▸ YOUR INSTRUCTIONS
Copy every line of the data in which the word "menu" occurs.
-- Opening Marker --
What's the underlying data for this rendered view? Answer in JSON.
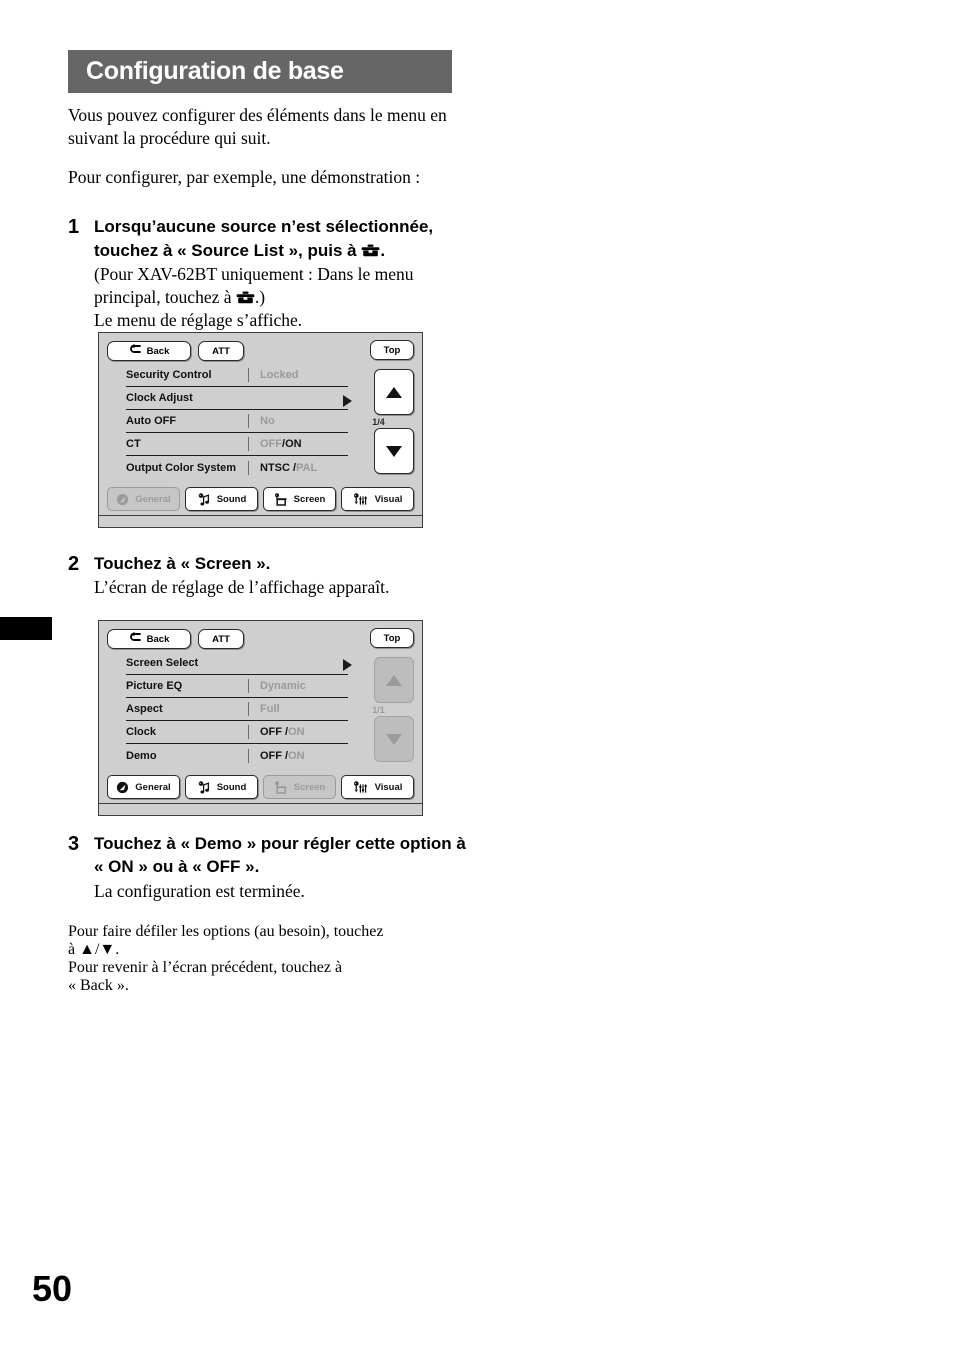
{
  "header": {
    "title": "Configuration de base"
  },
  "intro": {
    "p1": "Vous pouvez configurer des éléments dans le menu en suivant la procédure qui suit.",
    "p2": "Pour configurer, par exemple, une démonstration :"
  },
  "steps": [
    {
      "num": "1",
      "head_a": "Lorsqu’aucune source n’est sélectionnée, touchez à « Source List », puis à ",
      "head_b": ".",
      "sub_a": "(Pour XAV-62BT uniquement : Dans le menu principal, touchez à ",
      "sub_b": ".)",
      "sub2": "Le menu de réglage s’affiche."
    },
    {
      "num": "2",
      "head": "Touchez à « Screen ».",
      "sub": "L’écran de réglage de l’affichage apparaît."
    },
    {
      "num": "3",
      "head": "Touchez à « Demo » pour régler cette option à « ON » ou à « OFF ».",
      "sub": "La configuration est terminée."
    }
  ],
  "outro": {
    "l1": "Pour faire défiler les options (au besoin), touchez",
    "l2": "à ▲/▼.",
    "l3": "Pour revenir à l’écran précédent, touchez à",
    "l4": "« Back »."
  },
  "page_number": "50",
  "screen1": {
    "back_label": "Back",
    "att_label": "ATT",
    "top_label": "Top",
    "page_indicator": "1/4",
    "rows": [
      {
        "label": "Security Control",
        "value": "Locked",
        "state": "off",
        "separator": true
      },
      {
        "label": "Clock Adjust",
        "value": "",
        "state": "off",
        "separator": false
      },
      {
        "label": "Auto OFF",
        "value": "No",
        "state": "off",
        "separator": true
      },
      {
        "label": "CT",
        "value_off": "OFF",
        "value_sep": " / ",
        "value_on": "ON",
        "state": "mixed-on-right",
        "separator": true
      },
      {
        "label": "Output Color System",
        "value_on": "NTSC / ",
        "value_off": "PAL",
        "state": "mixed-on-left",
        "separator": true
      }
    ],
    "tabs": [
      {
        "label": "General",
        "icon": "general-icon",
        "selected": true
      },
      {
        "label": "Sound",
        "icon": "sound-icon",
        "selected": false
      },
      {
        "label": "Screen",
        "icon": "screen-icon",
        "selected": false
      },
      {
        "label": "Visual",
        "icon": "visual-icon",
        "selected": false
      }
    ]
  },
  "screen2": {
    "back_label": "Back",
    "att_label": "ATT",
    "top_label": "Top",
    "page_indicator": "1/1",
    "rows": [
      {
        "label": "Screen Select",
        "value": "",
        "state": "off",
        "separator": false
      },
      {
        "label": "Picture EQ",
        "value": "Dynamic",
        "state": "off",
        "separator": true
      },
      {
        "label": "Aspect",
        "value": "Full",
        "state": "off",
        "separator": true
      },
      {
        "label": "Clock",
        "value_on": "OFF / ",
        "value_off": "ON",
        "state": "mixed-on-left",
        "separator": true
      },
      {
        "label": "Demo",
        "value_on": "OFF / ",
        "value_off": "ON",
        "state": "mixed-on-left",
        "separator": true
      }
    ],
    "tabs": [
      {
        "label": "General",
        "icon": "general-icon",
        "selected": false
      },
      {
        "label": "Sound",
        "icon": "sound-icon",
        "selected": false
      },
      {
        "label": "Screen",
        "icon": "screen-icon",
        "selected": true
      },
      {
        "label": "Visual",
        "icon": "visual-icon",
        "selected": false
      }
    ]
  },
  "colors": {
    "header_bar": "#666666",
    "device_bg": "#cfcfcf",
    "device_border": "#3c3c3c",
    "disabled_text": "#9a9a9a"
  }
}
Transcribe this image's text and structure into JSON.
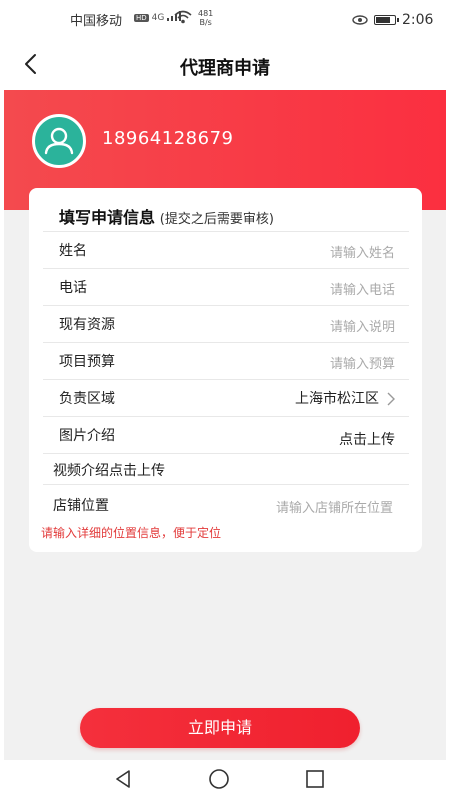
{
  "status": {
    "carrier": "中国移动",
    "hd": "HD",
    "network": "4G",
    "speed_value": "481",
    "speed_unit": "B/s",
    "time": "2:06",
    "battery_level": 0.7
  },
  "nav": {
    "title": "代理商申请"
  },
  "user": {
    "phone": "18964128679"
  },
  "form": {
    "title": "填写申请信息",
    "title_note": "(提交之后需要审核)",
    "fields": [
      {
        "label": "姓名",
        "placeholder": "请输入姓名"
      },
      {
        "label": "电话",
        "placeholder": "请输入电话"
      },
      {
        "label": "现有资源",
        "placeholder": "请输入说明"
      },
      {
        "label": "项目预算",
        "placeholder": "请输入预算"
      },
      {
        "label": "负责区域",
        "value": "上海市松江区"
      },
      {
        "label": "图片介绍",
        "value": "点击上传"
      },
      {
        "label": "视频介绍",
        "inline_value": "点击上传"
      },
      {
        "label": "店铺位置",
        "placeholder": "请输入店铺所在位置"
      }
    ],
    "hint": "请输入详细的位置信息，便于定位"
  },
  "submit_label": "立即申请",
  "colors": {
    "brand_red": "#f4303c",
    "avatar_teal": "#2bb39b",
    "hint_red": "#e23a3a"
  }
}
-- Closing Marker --
▸ ANSWER SPACE
    "p1": "Vous pouvez configurer des éléments dans le menu en suivant la procédure qui suit.",
      "sub_a": "(Pour XAV-62BT uniquement : Dans le menu principal, touchez à ",
      "sub2": "Le menu de réglage s’affiche."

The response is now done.